Changes in ice volume control seabed methane emissions
New research shows that episodes of methane emission from the seabed off western Svalbard correlate with changing ice volumes in the Arctic. (2019-08-29)
Page 1 of 25 | 1000 Results
   First   Previous   Next      Last   

Top Science Podcasts

We have hand picked the top science podcasts of 2019.
Now Playing: TED Radio Hour

Risk
Why do we revere risk-takers, even when their actions terrify us? Why are some better at taking risks than others? This hour, TED speakers explore the alluring, dangerous, and calculated sides of risk. Guests include professional rock climber Alex Honnold, economist Mariana Mazzucato, psychology researcher Kashfia Rahman, structural engineer and bridge designer Ian Firth, and risk intelligence expert Dylan Evans.
Now Playing: Science for the People

#540 Specialize? Or Generalize?
Ever been called a "jack of all trades, master of none"? The world loves to elevate specialists, people who drill deep into a single topic. Those people are great. But there's a place for generalists too, argues David Epstein. Jacks of all trades are often more successful than specialists. And he's got science to back it up. We talk with Epstein about his latest book, "Range: Why Generalists Triumph in a Specialized World".
Now Playing: Radiolab

Dolly Parton's America: Neon Moss
Today on Radiolab, we're bringing you the fourth episode of Jad's special series, Dolly Parton's America.
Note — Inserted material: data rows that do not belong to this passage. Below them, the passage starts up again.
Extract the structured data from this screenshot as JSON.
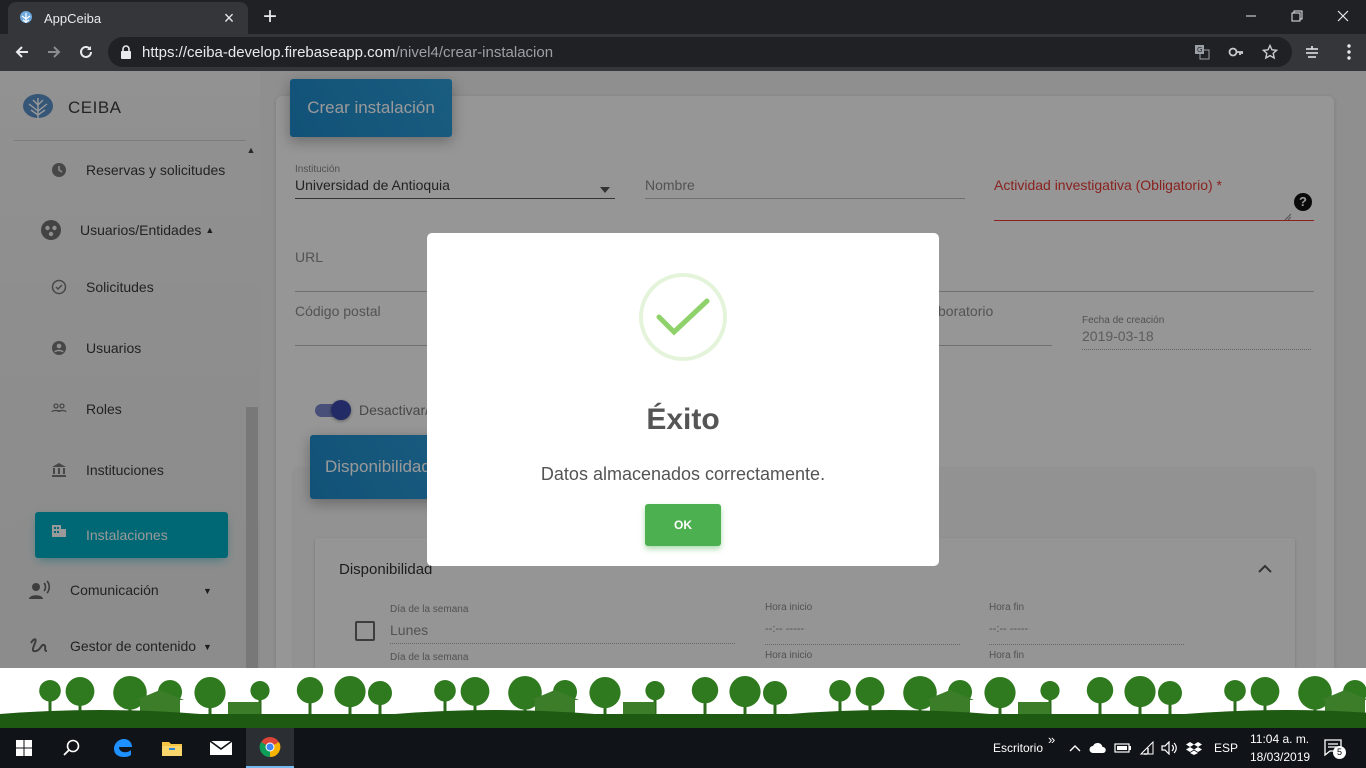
{
  "browser": {
    "tab_title": "AppCeiba",
    "close_symbol": "×",
    "new_tab_symbol": "+",
    "url_host": "https://ceiba-develop.firebaseapp.com",
    "url_path": "/nivel4/crear-instalacion"
  },
  "sidebar": {
    "brand": "CEIBA",
    "items": [
      {
        "label": "Reservas y solicitudes",
        "icon": "schedule-icon"
      },
      {
        "label": "Usuarios/Entidades",
        "icon": "group-icon"
      },
      {
        "label": "Solicitudes",
        "icon": "check-circle-icon"
      },
      {
        "label": "Usuarios",
        "icon": "account-circle-icon"
      },
      {
        "label": "Roles",
        "icon": "people-icon"
      },
      {
        "label": "Instituciones",
        "icon": "bank-icon"
      },
      {
        "label": "Instalaciones",
        "icon": "building-icon"
      },
      {
        "label": "Comunicación",
        "icon": "record-voice-icon"
      },
      {
        "label": "Gestor de contenido",
        "icon": "gesture-icon"
      }
    ]
  },
  "form": {
    "header": "Crear instalación",
    "institucion_label": "Institución",
    "institucion_value": "Universidad de Antioquia",
    "nombre_placeholder": "Nombre",
    "actividad_placeholder": "Actividad investigativa (Obligatorio) *",
    "url_placeholder": "URL",
    "codigo_postal_placeholder": "Código postal",
    "laboratorio_placeholder": "boratorio",
    "fecha_label": "Fecha de creación",
    "fecha_value": "2019-03-18",
    "toggle_label": "Desactivar/",
    "disponibilidad_button": "Disponibilidad",
    "panel_title": "Disponibilidad",
    "dia_label": "Día de la semana",
    "dia_value": "Lunes",
    "hora_inicio_label": "Hora inicio",
    "hora_fin_label": "Hora fin",
    "time_placeholder": "--:-- -----"
  },
  "modal": {
    "title": "Éxito",
    "message": "Datos almacenados correctamente.",
    "ok_label": "OK",
    "accent": "#4caf50"
  },
  "taskbar": {
    "desktop_label": "Escritorio",
    "chevron": "»",
    "language": "ESP",
    "time": "11:04 a. m.",
    "date": "18/03/2019",
    "notifications": "5"
  }
}
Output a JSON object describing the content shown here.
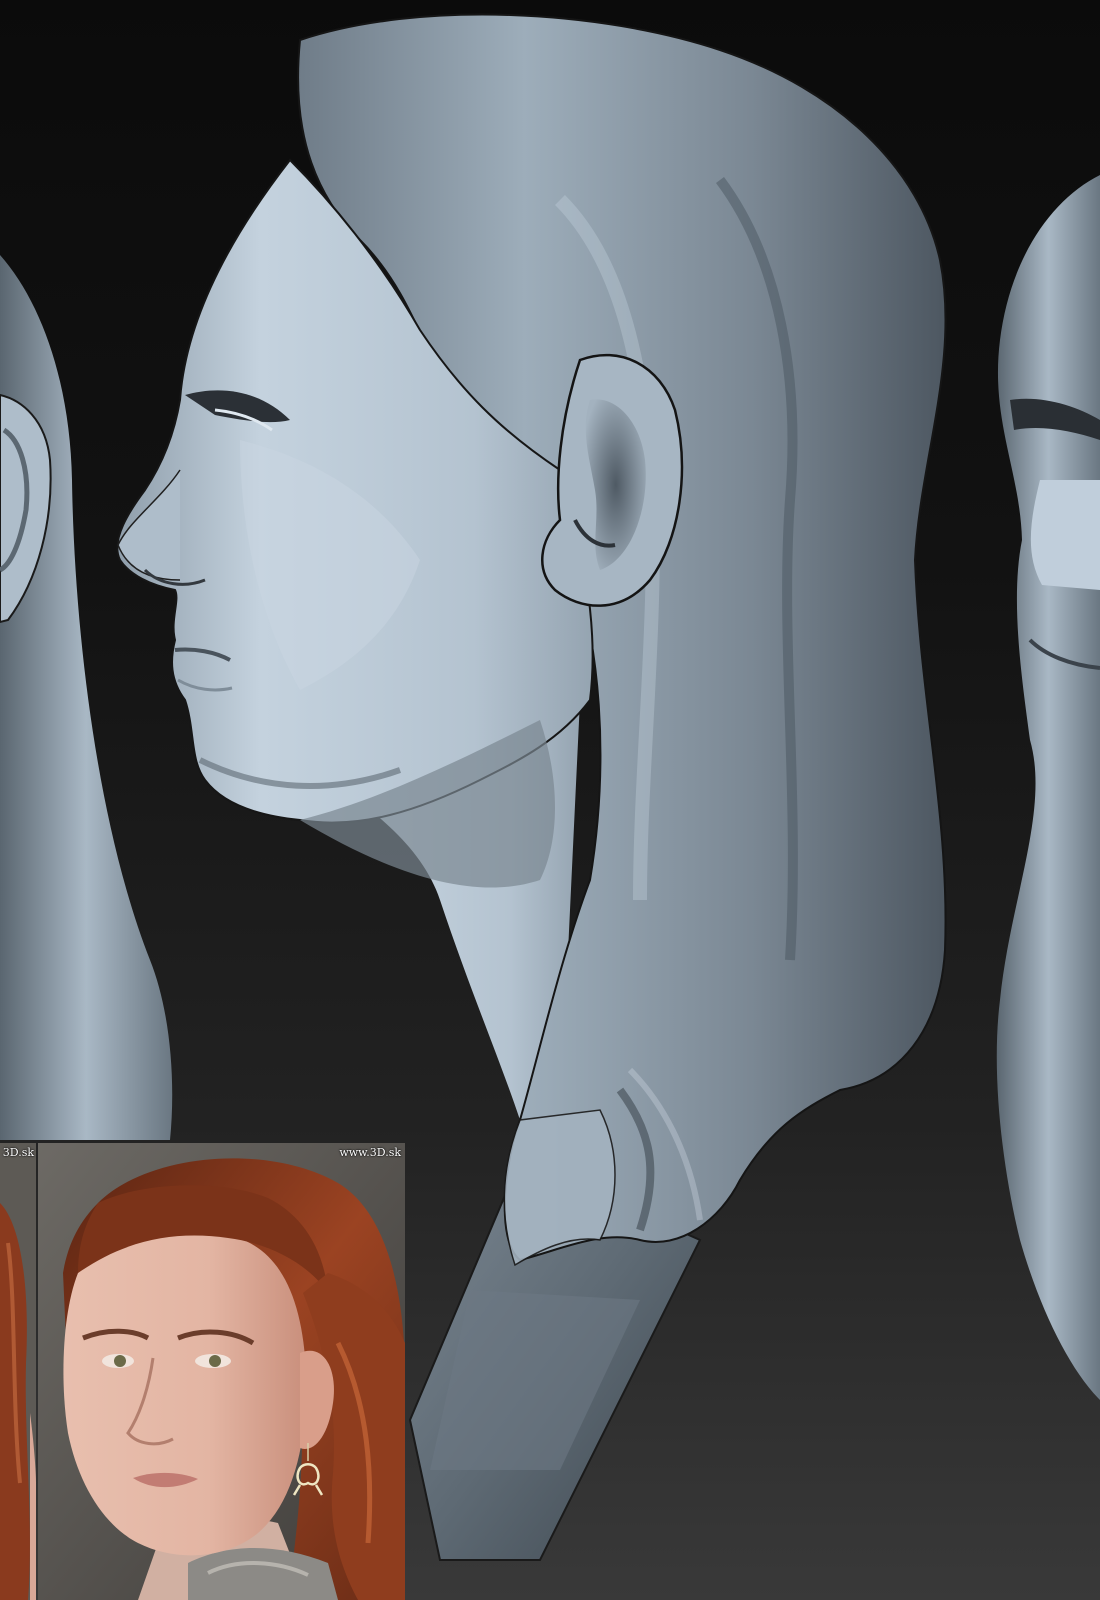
{
  "reference_photos": {
    "left_watermark": "3D.sk",
    "main_watermark": "www.3D.sk"
  },
  "colors": {
    "sculpt_light": "#b8c7d4",
    "sculpt_mid": "#8796a3",
    "sculpt_dark": "#48535d",
    "hair": "#8a3a1e",
    "skin": "#e3b5a3"
  }
}
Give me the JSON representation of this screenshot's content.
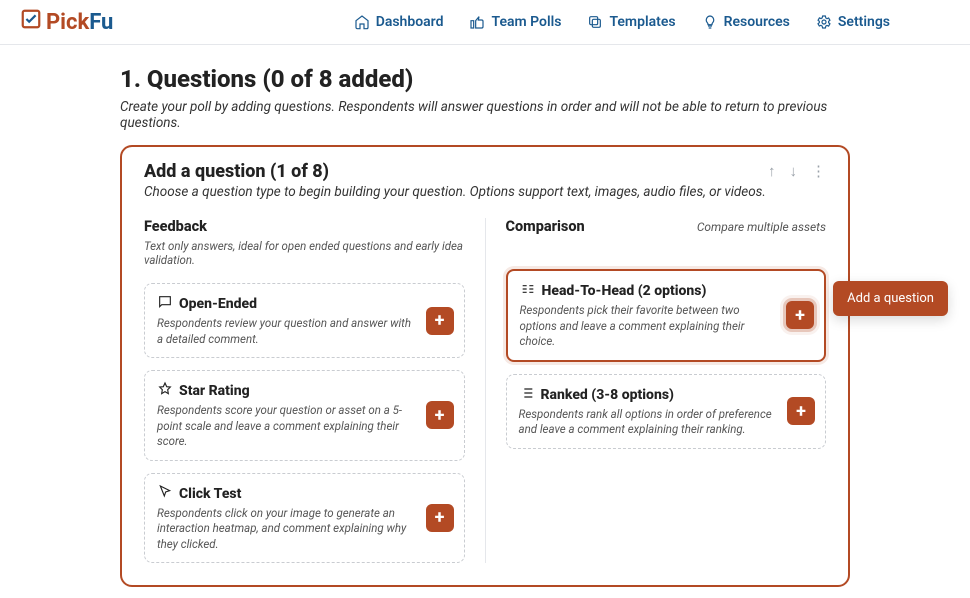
{
  "brand": {
    "pick": "Pick",
    "fu": "Fu"
  },
  "nav": {
    "dashboard": "Dashboard",
    "team_polls": "Team Polls",
    "templates": "Templates",
    "resources": "Resources",
    "settings": "Settings"
  },
  "page": {
    "title": "1. Questions (0 of 8 added)",
    "subtitle": "Create your poll by adding questions. Respondents will answer questions in order and will not be able to return to previous questions."
  },
  "panel": {
    "title": "Add a question (1 of 8)",
    "subtitle": "Choose a question type to begin building your question. Options support text, images, audio files, or videos."
  },
  "feedback": {
    "title": "Feedback",
    "desc": "Text only answers, ideal for open ended questions and early idea validation.",
    "open_ended": {
      "title": "Open-Ended",
      "desc": "Respondents review your question and answer with a detailed comment."
    },
    "star_rating": {
      "title": "Star Rating",
      "desc": "Respondents score your question or asset on a 5-point scale and leave a comment explaining their score."
    },
    "click_test": {
      "title": "Click Test",
      "desc": "Respondents click on your image to generate an interaction heatmap, and comment explaining why they clicked."
    }
  },
  "comparison": {
    "title": "Comparison",
    "hint": "Compare multiple assets",
    "head_to_head": {
      "title": "Head-To-Head (2 options)",
      "desc": "Respondents pick their favorite between two options and leave a comment explaining their choice."
    },
    "ranked": {
      "title": "Ranked (3-8 options)",
      "desc": "Respondents rank all options in order of preference and leave a comment explaining their ranking."
    }
  },
  "tooltip": "Add a question"
}
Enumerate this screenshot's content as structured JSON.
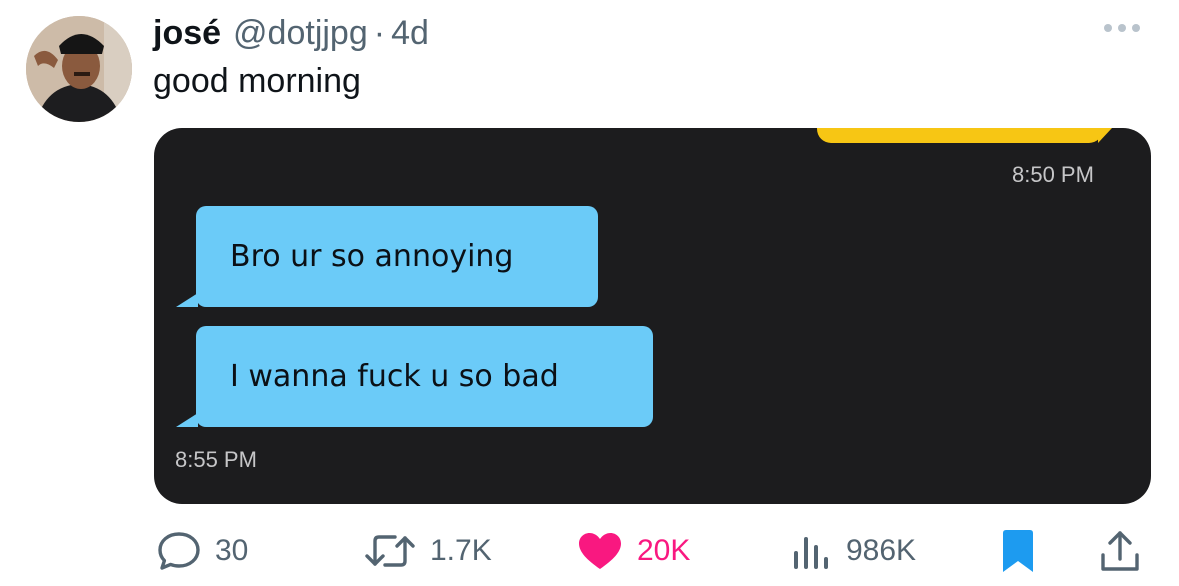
{
  "tweet": {
    "display_name": "josé",
    "handle": "@dotjjpg",
    "separator": "·",
    "age": "4d",
    "text": "good morning"
  },
  "media": {
    "screenshot_time_top": "8:50 PM",
    "messages": [
      "Bro ur so annoying",
      "I wanna fuck u so bad"
    ],
    "screenshot_time_bottom": "8:55 PM",
    "bubble_color": "#6bcbf8",
    "background_color": "#1c1c1e",
    "sent_bar_color": "#f7c614"
  },
  "actions": {
    "replies": "30",
    "retweets": "1.7K",
    "likes": "20K",
    "views": "986K",
    "liked": true,
    "bookmarked": true,
    "like_color": "#f91880",
    "bookmark_color": "#1d9bf0"
  }
}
In this episode, Jad goes back up the mountain to visit Dolly's actual Tennessee mountain home, where she tells stories about her first trips out of the holler. Back on the mountaintop, standing under the rain by the Little Pigeon River, the trip triggers memories of Jad's first visit to his father's childhood home, and opens the gateway to dizzying stories of music and migration. Support Radiolab today at Radiolab.org/donate.